Today in "I'm not an educator, but I can sniff out terrible ones" news:
Washington Post: Kindergarten show canceled so kids can keep studying to become ‘college and career ready.’ Really.
The idea that a school would cancel its annual year-end kindergarten show to "[prepare] children for college and career with valuable lifelong skills and know that we can best do that by having them become strong readers, writers, coworkers and problem solvers" is already wrong, stupid and tragic on every level. But the letter's next sentence truly brings the thought process into focus:
Please do not fault us for making professional decisions that we know will never be able to please everyone. But know that we are making these decisions with the interests of all children in mind.
Yes, parents, don't be upset that the people charged with educating your kids are being utter (and tellingly defensive) buffoons. It's only your children. They have their whole lives to learn cooperation and socialization, presumably outside of class — these spreadsheets aren't going to spruce up themselves!
Trust us, your 6-year-olds may bemoan the cancellation of the school show now, but when they get that extra point on the SAT in 11 years, they'll realize that sucking every ounce of soul out of their education was worth it.
This is yet more proof why treating kids like tiny adults, and why running non-businesses like businesses, never works. Despite every dumb federal effort to try, you can't quantify every aspect of education into a test score. Learning information and taking tests is (or at least should be) a fraction of what education is about. Different ages have different developmental needs, and it's important to meet those needs at the appropriate time, in ways that engage kids. That gets them interested in learning, and teaches them life skills that come in handy later. You know what else it does? Makes them better at school! All 12 years of standardized tests accomplishes is making a school look good in a ledger. Meanwhile, the kids have all sense of fun and soul stripped from them as qualities to be treated with scorn.

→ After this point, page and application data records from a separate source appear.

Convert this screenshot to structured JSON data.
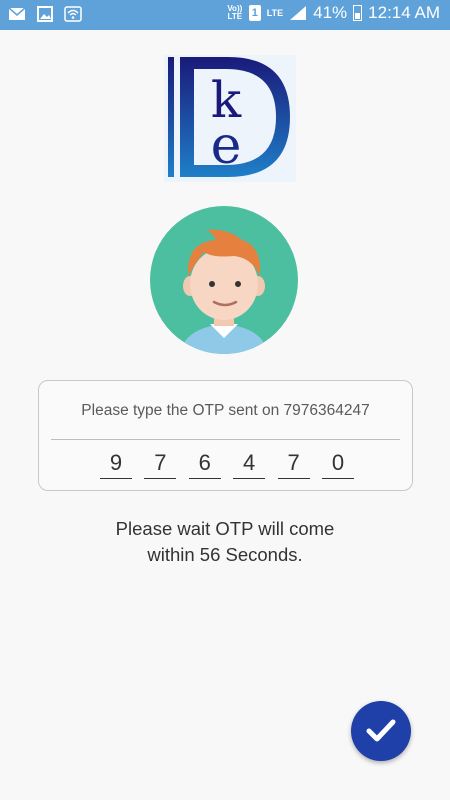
{
  "status_bar": {
    "time": "12:14 AM",
    "battery_percent": "41%",
    "sim_number": "1",
    "volte_label": "Vo)) LTE",
    "lte_label": "LTE",
    "icons": [
      "mail-icon",
      "gallery-icon",
      "wifi-icon",
      "volte-icon",
      "sim-icon",
      "lte-signal-icon",
      "signal-icon",
      "battery-charging-icon"
    ]
  },
  "otp": {
    "prompt": "Please type the OTP sent on 7976364247",
    "digits": [
      "9",
      "7",
      "6",
      "4",
      "7",
      "0"
    ]
  },
  "wait_message": {
    "line1": "Please wait OTP will come",
    "line2": "within 56 Seconds."
  },
  "colors": {
    "status_bar": "#5fa2d9",
    "fab": "#1e40a8",
    "avatar_bg": "#4cbfa0",
    "logo_blue": "#1a2a8a"
  },
  "fab": {
    "icon": "checkmark-icon"
  }
}
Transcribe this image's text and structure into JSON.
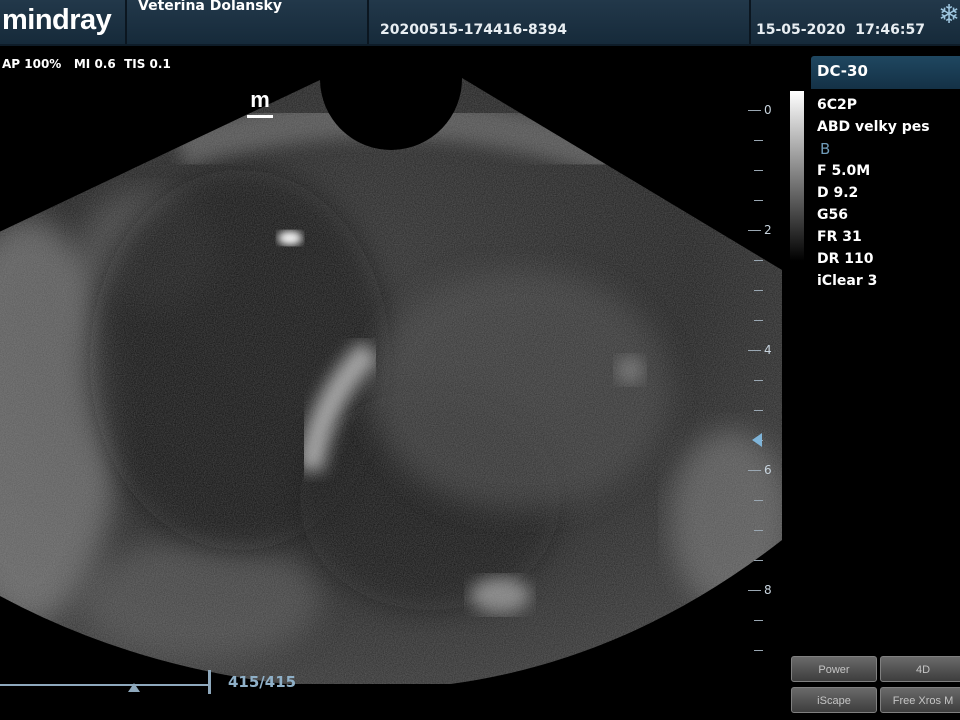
{
  "header": {
    "logo": "mindray",
    "hospital": "Veterina Dolansky",
    "exam_id": "20200515-174416-8394",
    "datetime": "15-05-2020  17:46:57",
    "freeze_icon": "snowflake-icon"
  },
  "acoustic": "AP 100%   MI 0.6  TIS 0.1",
  "orientation_marker": "m",
  "depth_scale": {
    "labels": [
      "0",
      "2",
      "4",
      "6",
      "8"
    ]
  },
  "panel": {
    "model": "DC-30",
    "probe": "6C2P",
    "preset": "ABD velky pes",
    "mode": "B",
    "frequency": "F 5.0M",
    "depth": "D 9.2",
    "gain": "G56",
    "frame_rate": "FR 31",
    "dynamic_range": "DR 110",
    "iclear": "iClear 3"
  },
  "cine": {
    "count": "415/415"
  },
  "buttons": {
    "power": "Power",
    "four_d": "4D",
    "iscape": "iScape",
    "free_xros": "Free Xros M"
  },
  "colors": {
    "header_bg": "#1a3143",
    "accent": "#7fb4d8",
    "button_bg": "#555555"
  }
}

My kindergarten class did a show for graduation in 1986. I still remember the song. Just like I remember my first-grade play. And my third-grade class play, "February On Trial," where I played a Boy Scout. And being a leaping lord in a French version of "The 12 Days of Christmas" in eighth grade. And watching my brother and sister nail it on stage during the high school musicals they were in. And all the other activities and sports, and even recess — all of the things referred to as extracurricular, as if they have no value instead of most of the value.
Nevertheless, I seemed to have turned out fine. I graduated high school on time and eventually earned a master's degree. I could have taught, even, but No Child Left Behind made just getting on board an expensive, red-tape-choked ordeal. And its rules meant I wouldn't be able to be the kind of teacher I wanted to be, like the ones who'd inspired me.
Going back to the buzzkills in New York: The affected students will indeed learn one lesson — that trusted adults don't always know what's best. Though it seems to me they'd want to put off that lesson, considering their stifling educational model.
Where are you when we need you, Uncle Buck?